"[P]laintiff has the burden of proving that the defective condition of the injury producing product was in being at the time it left the hands of the seller.... The plaintiffs must be permitted to rely upon circumstantial evidence alone." Reader v. General Motors Corp., supra. Plaintiff must also prove the relationship between the defect and the injury. "Thus, `if there is ... [expert] evidence of the possibility of the existence of the causal relationship together with other evidence or circumstances indicating such relationship, the finding that the accident caused the injury will be sustained.' [citation omitted]." Kennecott Copper Corp. v. McDowell, 100 Ariz. 276, 413 P.2d 749, 754 (1966).
We hold that appellant established the presence of a defect in the helmet at the time it left the hands of the seller to the extent that reasonable minds could reach different conclusions as to that question of fact. Furthermore, we hold that appellant provided sufficient proof that a defect caused appellant's injury. The issue of causation is one of fact for the jury to decide.
The trial court concluded that the film, as a matter of law, left no reasonable doubt as to the place of impact, thus ruling that the appellant failed to show causation between the impact and the injury. We have carefully reviewed the portion of the moving picture film which contains the "onside" kick and cannot arrive at the same conclusion. The film is at best inconclusive on the question of the point of impact and in fact shows possible contact by two opposing players. We also note that Coach Hakes' testimony was similarly inconclusive in that he merely stated that appellant and an opposing player hit "head-to-head." The jury must be permitted to determine the issue of causation since there is a likelihood that reasonable minds could differ on the interpretation of the game film.
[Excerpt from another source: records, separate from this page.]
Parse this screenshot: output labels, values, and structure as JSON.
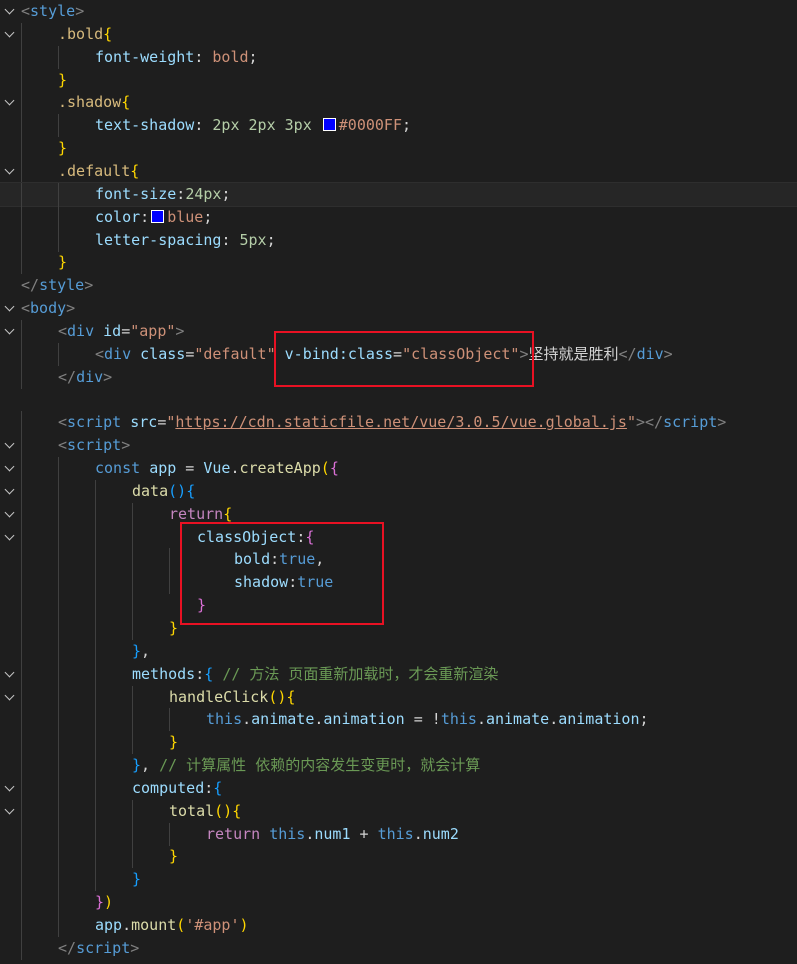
{
  "colors": {
    "swatch_shadow": "#0000FF",
    "swatch_color": "#0000ff",
    "highlight_box": "#e81123"
  },
  "icons": {
    "fold": "chevron-down-icon"
  },
  "lines": [
    {
      "fold": true,
      "indent": 0,
      "tokens": [
        [
          "t-br",
          "<"
        ],
        [
          "t-tag",
          "style"
        ],
        [
          "t-br",
          ">"
        ]
      ]
    },
    {
      "fold": true,
      "indent": 1,
      "tokens": [
        [
          "t-sel",
          ".bold"
        ],
        [
          "t-p1",
          "{"
        ]
      ]
    },
    {
      "fold": false,
      "indent": 2,
      "tokens": [
        [
          "t-prop",
          "font-weight"
        ],
        [
          "t-text",
          ": "
        ],
        [
          "t-val",
          "bold"
        ],
        [
          "t-text",
          ";"
        ]
      ]
    },
    {
      "fold": false,
      "indent": 1,
      "tokens": [
        [
          "t-p1",
          "}"
        ]
      ]
    },
    {
      "fold": true,
      "indent": 1,
      "tokens": [
        [
          "t-sel",
          ".shadow"
        ],
        [
          "t-p1",
          "{"
        ]
      ]
    },
    {
      "fold": false,
      "indent": 2,
      "tokens": [
        [
          "t-prop",
          "text-shadow"
        ],
        [
          "t-text",
          ": "
        ],
        [
          "t-num",
          "2px"
        ],
        [
          "t-text",
          " "
        ],
        [
          "t-num",
          "2px"
        ],
        [
          "t-text",
          " "
        ],
        [
          "t-num",
          "3px"
        ],
        [
          "t-text",
          " "
        ],
        [
          "swatch",
          "swatch_shadow"
        ],
        [
          "t-val",
          "#0000FF"
        ],
        [
          "t-text",
          ";"
        ]
      ]
    },
    {
      "fold": false,
      "indent": 1,
      "tokens": [
        [
          "t-p1",
          "}"
        ]
      ]
    },
    {
      "fold": true,
      "indent": 1,
      "tokens": [
        [
          "t-sel",
          ".default"
        ],
        [
          "t-p1",
          "{"
        ]
      ]
    },
    {
      "fold": false,
      "indent": 2,
      "active": true,
      "tokens": [
        [
          "t-prop",
          "font-size"
        ],
        [
          "t-text",
          ":"
        ],
        [
          "t-num",
          "24px"
        ],
        [
          "t-text",
          ";"
        ]
      ]
    },
    {
      "fold": false,
      "indent": 2,
      "tokens": [
        [
          "t-prop",
          "color"
        ],
        [
          "t-text",
          ":"
        ],
        [
          "swatch",
          "swatch_color"
        ],
        [
          "t-val",
          "blue"
        ],
        [
          "t-text",
          ";"
        ]
      ]
    },
    {
      "fold": false,
      "indent": 2,
      "tokens": [
        [
          "t-prop",
          "letter-spacing"
        ],
        [
          "t-text",
          ": "
        ],
        [
          "t-num",
          "5px"
        ],
        [
          "t-text",
          ";"
        ]
      ]
    },
    {
      "fold": false,
      "indent": 1,
      "tokens": [
        [
          "t-p1",
          "}"
        ]
      ]
    },
    {
      "fold": false,
      "indent": 0,
      "tokens": [
        [
          "t-br",
          "</"
        ],
        [
          "t-tag",
          "style"
        ],
        [
          "t-br",
          ">"
        ]
      ]
    },
    {
      "fold": true,
      "indent": 0,
      "tokens": [
        [
          "t-br",
          "<"
        ],
        [
          "t-tag",
          "body"
        ],
        [
          "t-br",
          ">"
        ]
      ]
    },
    {
      "fold": true,
      "indent": 1,
      "tokens": [
        [
          "t-br",
          "<"
        ],
        [
          "t-tag",
          "div"
        ],
        [
          "t-text",
          " "
        ],
        [
          "t-attr",
          "id"
        ],
        [
          "t-text",
          "="
        ],
        [
          "t-str",
          "\"app\""
        ],
        [
          "t-br",
          ">"
        ]
      ]
    },
    {
      "fold": false,
      "indent": 2,
      "tokens": [
        [
          "t-br",
          "<"
        ],
        [
          "t-tag",
          "div"
        ],
        [
          "t-text",
          " "
        ],
        [
          "t-attr",
          "class"
        ],
        [
          "t-text",
          "="
        ],
        [
          "t-str",
          "\"default\""
        ],
        [
          "t-text",
          " "
        ],
        [
          "t-attr",
          "v-bind:class"
        ],
        [
          "t-text",
          "="
        ],
        [
          "t-str",
          "\"classObject\""
        ],
        [
          "t-br",
          ">"
        ],
        [
          "t-text",
          "坚持就是胜利"
        ],
        [
          "t-br",
          "</"
        ],
        [
          "t-tag",
          "div"
        ],
        [
          "t-br",
          ">"
        ]
      ]
    },
    {
      "fold": false,
      "indent": 1,
      "tokens": [
        [
          "t-br",
          "</"
        ],
        [
          "t-tag",
          "div"
        ],
        [
          "t-br",
          ">"
        ]
      ]
    },
    {
      "fold": false,
      "indent": 0,
      "tokens": []
    },
    {
      "fold": false,
      "indent": 1,
      "tokens": [
        [
          "t-br",
          "<"
        ],
        [
          "t-tag",
          "script"
        ],
        [
          "t-text",
          " "
        ],
        [
          "t-attr",
          "src"
        ],
        [
          "t-text",
          "="
        ],
        [
          "t-str",
          "\""
        ],
        [
          "t-url",
          "https://cdn.staticfile.net/vue/3.0.5/vue.global.js"
        ],
        [
          "t-str",
          "\""
        ],
        [
          "t-br",
          "></"
        ],
        [
          "t-tag",
          "script"
        ],
        [
          "t-br",
          ">"
        ]
      ]
    },
    {
      "fold": true,
      "indent": 1,
      "tokens": [
        [
          "t-br",
          "<"
        ],
        [
          "t-tag",
          "script"
        ],
        [
          "t-br",
          ">"
        ]
      ]
    },
    {
      "fold": true,
      "indent": 2,
      "tokens": [
        [
          "t-kw",
          "const"
        ],
        [
          "t-text",
          " "
        ],
        [
          "t-var",
          "app"
        ],
        [
          "t-text",
          " = "
        ],
        [
          "t-var",
          "Vue"
        ],
        [
          "t-text",
          "."
        ],
        [
          "t-fn",
          "createApp"
        ],
        [
          "t-p1",
          "("
        ],
        [
          "t-p2",
          "{"
        ]
      ]
    },
    {
      "fold": true,
      "indent": 3,
      "tokens": [
        [
          "t-fn",
          "data"
        ],
        [
          "t-p3",
          "()"
        ],
        [
          "t-p3",
          "{"
        ]
      ]
    },
    {
      "fold": true,
      "indent": 4,
      "tokens": [
        [
          "t-ctrl",
          "return"
        ],
        [
          "t-p1",
          "{"
        ]
      ]
    },
    {
      "fold": true,
      "indent": 4,
      "extra": 28,
      "tokens": [
        [
          "t-var",
          "classObject"
        ],
        [
          "t-text",
          ":"
        ],
        [
          "t-p2",
          "{"
        ]
      ]
    },
    {
      "fold": false,
      "indent": 5,
      "extra": 28,
      "tokens": [
        [
          "t-var",
          "bold"
        ],
        [
          "t-text",
          ":"
        ],
        [
          "t-kw",
          "true"
        ],
        [
          "t-text",
          ","
        ]
      ]
    },
    {
      "fold": false,
      "indent": 5,
      "extra": 28,
      "tokens": [
        [
          "t-var",
          "shadow"
        ],
        [
          "t-text",
          ":"
        ],
        [
          "t-kw",
          "true"
        ]
      ]
    },
    {
      "fold": false,
      "indent": 4,
      "extra": 28,
      "tokens": [
        [
          "t-p2",
          "}"
        ]
      ]
    },
    {
      "fold": false,
      "indent": 4,
      "tokens": [
        [
          "t-p1",
          "}"
        ]
      ]
    },
    {
      "fold": false,
      "indent": 3,
      "tokens": [
        [
          "t-p3",
          "}"
        ],
        [
          "t-text",
          ","
        ]
      ]
    },
    {
      "fold": true,
      "indent": 3,
      "tokens": [
        [
          "t-var",
          "methods"
        ],
        [
          "t-text",
          ":"
        ],
        [
          "t-p3",
          "{"
        ],
        [
          "t-text",
          " "
        ],
        [
          "t-cmt",
          "// 方法 页面重新加载时，才会重新渲染"
        ]
      ]
    },
    {
      "fold": true,
      "indent": 4,
      "tokens": [
        [
          "t-fn",
          "handleClick"
        ],
        [
          "t-p1",
          "()"
        ],
        [
          "t-p1",
          "{"
        ]
      ]
    },
    {
      "fold": false,
      "indent": 5,
      "tokens": [
        [
          "t-kw",
          "this"
        ],
        [
          "t-text",
          "."
        ],
        [
          "t-var",
          "animate"
        ],
        [
          "t-text",
          "."
        ],
        [
          "t-var",
          "animation"
        ],
        [
          "t-text",
          " = !"
        ],
        [
          "t-kw",
          "this"
        ],
        [
          "t-text",
          "."
        ],
        [
          "t-var",
          "animate"
        ],
        [
          "t-text",
          "."
        ],
        [
          "t-var",
          "animation"
        ],
        [
          "t-text",
          ";"
        ]
      ]
    },
    {
      "fold": false,
      "indent": 4,
      "tokens": [
        [
          "t-p1",
          "}"
        ]
      ]
    },
    {
      "fold": false,
      "indent": 3,
      "tokens": [
        [
          "t-p3",
          "}"
        ],
        [
          "t-text",
          ", "
        ],
        [
          "t-cmt",
          "// 计算属性 依赖的内容发生变更时，就会计算"
        ]
      ]
    },
    {
      "fold": true,
      "indent": 3,
      "tokens": [
        [
          "t-var",
          "computed"
        ],
        [
          "t-text",
          ":"
        ],
        [
          "t-p3",
          "{"
        ]
      ]
    },
    {
      "fold": true,
      "indent": 4,
      "tokens": [
        [
          "t-fn",
          "total"
        ],
        [
          "t-p1",
          "()"
        ],
        [
          "t-p1",
          "{"
        ]
      ]
    },
    {
      "fold": false,
      "indent": 5,
      "tokens": [
        [
          "t-ctrl",
          "return"
        ],
        [
          "t-text",
          " "
        ],
        [
          "t-kw",
          "this"
        ],
        [
          "t-text",
          "."
        ],
        [
          "t-var",
          "num1"
        ],
        [
          "t-text",
          " + "
        ],
        [
          "t-kw",
          "this"
        ],
        [
          "t-text",
          "."
        ],
        [
          "t-var",
          "num2"
        ]
      ]
    },
    {
      "fold": false,
      "indent": 4,
      "tokens": [
        [
          "t-p1",
          "}"
        ]
      ]
    },
    {
      "fold": false,
      "indent": 3,
      "tokens": [
        [
          "t-p3",
          "}"
        ]
      ]
    },
    {
      "fold": false,
      "indent": 2,
      "tokens": [
        [
          "t-p2",
          "}"
        ],
        [
          "t-p1",
          ")"
        ]
      ]
    },
    {
      "fold": false,
      "indent": 2,
      "tokens": [
        [
          "t-var",
          "app"
        ],
        [
          "t-text",
          "."
        ],
        [
          "t-fn",
          "mount"
        ],
        [
          "t-p1",
          "("
        ],
        [
          "t-str",
          "'#app'"
        ],
        [
          "t-p1",
          ")"
        ]
      ]
    },
    {
      "fold": false,
      "indent": 1,
      "tokens": [
        [
          "t-br",
          "</"
        ],
        [
          "t-tag",
          "script"
        ],
        [
          "t-br",
          ">"
        ]
      ]
    }
  ]
}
It was error for the trial court to direct a verdict in favor of appellee.
Reversed and remanded for further proceedings not inconsistent with this opinion.
CAMERON, C.J., STRUCKMEYER, V.C.J., and HOLOHAN and GORDON, JJ., concur.NOTES
[*] Comment (1) to the Recommended Arizona Jury Instructions, Products Liability 1 erroneously concludes that the unreasonably dangerous requirement "... is not a necessary factor in the Arizona decisions in which the Restatement (Second) of Torts § 402A is quoted.